- Use business WPA2 (Wi-Fi Protected Access II) encryption. For organizations, this is advised since it offers higher degrees of protection. WPA2-enterprise employs a RADIUS (Remote Authentication Dial-in User Service) authentication server — that uses one password.
Employees can connect and view data saved on a remote server if your company’s server is located remotely.
Make your emails secure.
When email messages leave your gadget, the content is converted to an unreadable code that cannot be read until it reaches the designated receiver.
Your email messages and communications can be encrypted on many systems. If your platform cannot, encryption software is an accessible and affordable option.
All of your emails should be subjected to authentication, which is a good idea for incoming and outgoing communication. This will assist in identifying misleading emails that might be malicious.
The methods used by each email service to enable encryption and authentication are different.
We will describe what to search for in your provider’s settings rather than instructing you on how to accomplish it on each of the different platforms:
If you submit any details online, for example, when making purchases, signing up for newsletters, accessing members-only locations, or completing request forms — enable SSL (Secure Socket Layer) and TLS (Transport Layer Security) encryption.

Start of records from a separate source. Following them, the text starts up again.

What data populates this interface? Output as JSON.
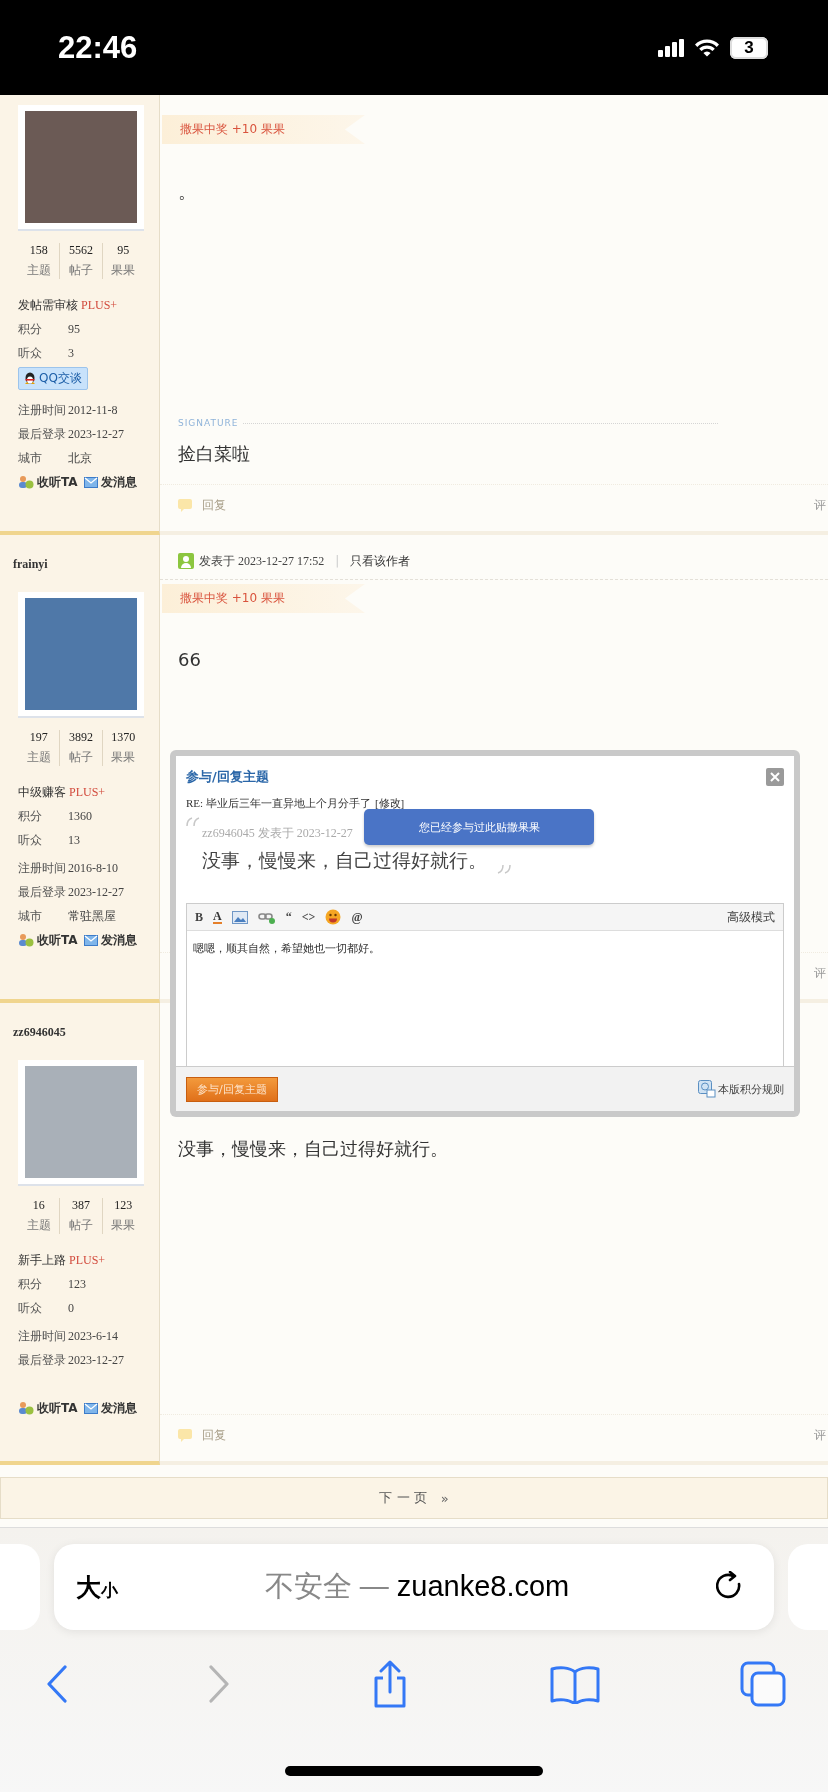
{
  "status_bar": {
    "time": "22:46",
    "battery": "3"
  },
  "posts": [
    {
      "stats": [
        {
          "value": "158",
          "label": "主题"
        },
        {
          "value": "5562",
          "label": "帖子"
        },
        {
          "value": "95",
          "label": "果果"
        }
      ],
      "rank": "发帖需审核",
      "plus": "PLUS+",
      "fields": [
        {
          "label": "积分",
          "value": "95"
        },
        {
          "label": "听众",
          "value": "3"
        }
      ],
      "qq_button": "QQ交谈",
      "profile": [
        {
          "label": "注册时间",
          "value": "2012-11-8"
        },
        {
          "label": "最后登录",
          "value": "2023-12-27"
        },
        {
          "label": "城市",
          "value": "北京"
        }
      ],
      "follow": "收听TA",
      "message": "发消息",
      "award": "撒果中奖 +10 果果",
      "body": "。",
      "signature_label": "SIGNATURE",
      "signature": "捡白菜啦",
      "reply": "回复",
      "rate": "评"
    },
    {
      "author": "frainyi",
      "header": {
        "posted": "发表于 2023-12-27 17:52",
        "separator": "|",
        "view_author": "只看该作者"
      },
      "stats": [
        {
          "value": "197",
          "label": "主题"
        },
        {
          "value": "3892",
          "label": "帖子"
        },
        {
          "value": "1370",
          "label": "果果"
        }
      ],
      "rank": "中级赚客",
      "plus": "PLUS+",
      "fields": [
        {
          "label": "积分",
          "value": "1360"
        },
        {
          "label": "听众",
          "value": "13"
        }
      ],
      "profile": [
        {
          "label": "注册时间",
          "value": "2016-8-10"
        },
        {
          "label": "最后登录",
          "value": "2023-12-27"
        },
        {
          "label": "城市",
          "value": "常驻黑屋"
        }
      ],
      "follow": "收听TA",
      "message": "发消息",
      "award": "撒果中奖 +10 果果",
      "body": "66",
      "rate": "评"
    },
    {
      "author": "zz6946045",
      "stats": [
        {
          "value": "16",
          "label": "主题"
        },
        {
          "value": "387",
          "label": "帖子"
        },
        {
          "value": "123",
          "label": "果果"
        }
      ],
      "rank": "新手上路",
      "plus": "PLUS+",
      "fields": [
        {
          "label": "积分",
          "value": "123"
        },
        {
          "label": "听众",
          "value": "0"
        }
      ],
      "profile": [
        {
          "label": "注册时间",
          "value": "2023-6-14"
        },
        {
          "label": "最后登录",
          "value": "2023-12-27"
        }
      ],
      "follow": "收听TA",
      "message": "发消息",
      "body": "没事，慢慢来，自己过得好就行。",
      "reply": "回复",
      "rate": "评"
    }
  ],
  "pager": {
    "next": "下 一 页",
    "arrow": "»"
  },
  "dialog": {
    "title": "参与/回复主题",
    "subject": "RE: 毕业后三年一直异地上个月分手了",
    "edit_link": "[修改]",
    "quote_meta": "zz6946045 发表于 2023-12-27",
    "quote_text": "没事，慢慢来，自己过得好就行。",
    "toast": "您已经参与过此贴撒果果",
    "tools": [
      {
        "kind": "text",
        "label": "B"
      },
      {
        "kind": "font-color",
        "label": "A"
      },
      {
        "kind": "image"
      },
      {
        "kind": "link"
      },
      {
        "kind": "text",
        "label": "“"
      },
      {
        "kind": "text",
        "label": "<>"
      },
      {
        "kind": "emoji"
      },
      {
        "kind": "text",
        "label": "@"
      }
    ],
    "advanced_mode": "高级模式",
    "reply_value": "嗯嗯，顺其自然，希望她也一切都好。",
    "submit": "参与/回复主题",
    "rules": "本版积分规则"
  },
  "browser": {
    "text_size": {
      "large": "大",
      "small": "小"
    },
    "security": "不安全",
    "separator": "—",
    "domain": "zuanke8.com",
    "back_disabled": false,
    "forward_disabled": true
  }
}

Programs for email verification are integrated into email providers and are designed to check the origins of incoming communications. They can identify spam emails and phishing materials and treat them according to your policies.
Shred personal data
In this electronic era, we often overlook straightforward duties like deleting documents that hold critical information. Find a provider that performs shredding if your team lacks a shredder.
Here is a list of typical business-related papers and the frequency at which you ought to shred them.
- Credit and bank statements
Keep your credit card and bank records for a year. Your information will be online at several banking institutions. Be free to destroy those statements much sooner if it applies to your company. You must only keep these records for a while longer if you require them to verify your tax filings.
- Tax records
Keeping these for seven years is the generally accepted retention period for tax records. Both your real tax returns and any supporting records from a tax year are included in this.
- Human Resources (HR) documentation
If your company has over 15 workers, you are required by law to maintain all staff data for at least one year, as per the U.S. Equal Employment Opportunity Commission (EEOC).
All application forms, promotions, employee evaluations, layoffs, and even the documents for candidates you don’t recruit are included in this. Check with your HR professional for further information on the retention requirements for specific employee medical files.
- Records of employment taxes
All staffer tax records should be kept for a minimum of four years, according to the IRS (Internal Revenue Service). These records include Social Security Numbers (SSNs), personal details, income and compensation data, tax returns, and benefits data.
- Real estate purchase agreements
Once you leave the ownership of your business property, you need to save any related documentation for seven years. This comprises invoices for the purchase and maintenance of assets such as buildings, cars, and business equipment.
- Customer records
You should presumably also shred any documents you possess that include consumer information. Personal information about your customers is the first element to take into account.
Next, consider how long you should keep that documentation on hand in case you need it for reimbursement or claim later. You must always store confidential customer documents in a secure area, irrespective of the data. If the data is leaked, it might not be good for your business or your client.
Test and improve your business protection plan frequently in case your company is compromised due to data security flaws.
Review your data security policies frequently to determine whether they can be made better.
If you ever experience a data breach problem, use the lessons you learned from it and modify your plan to stop it from happening again.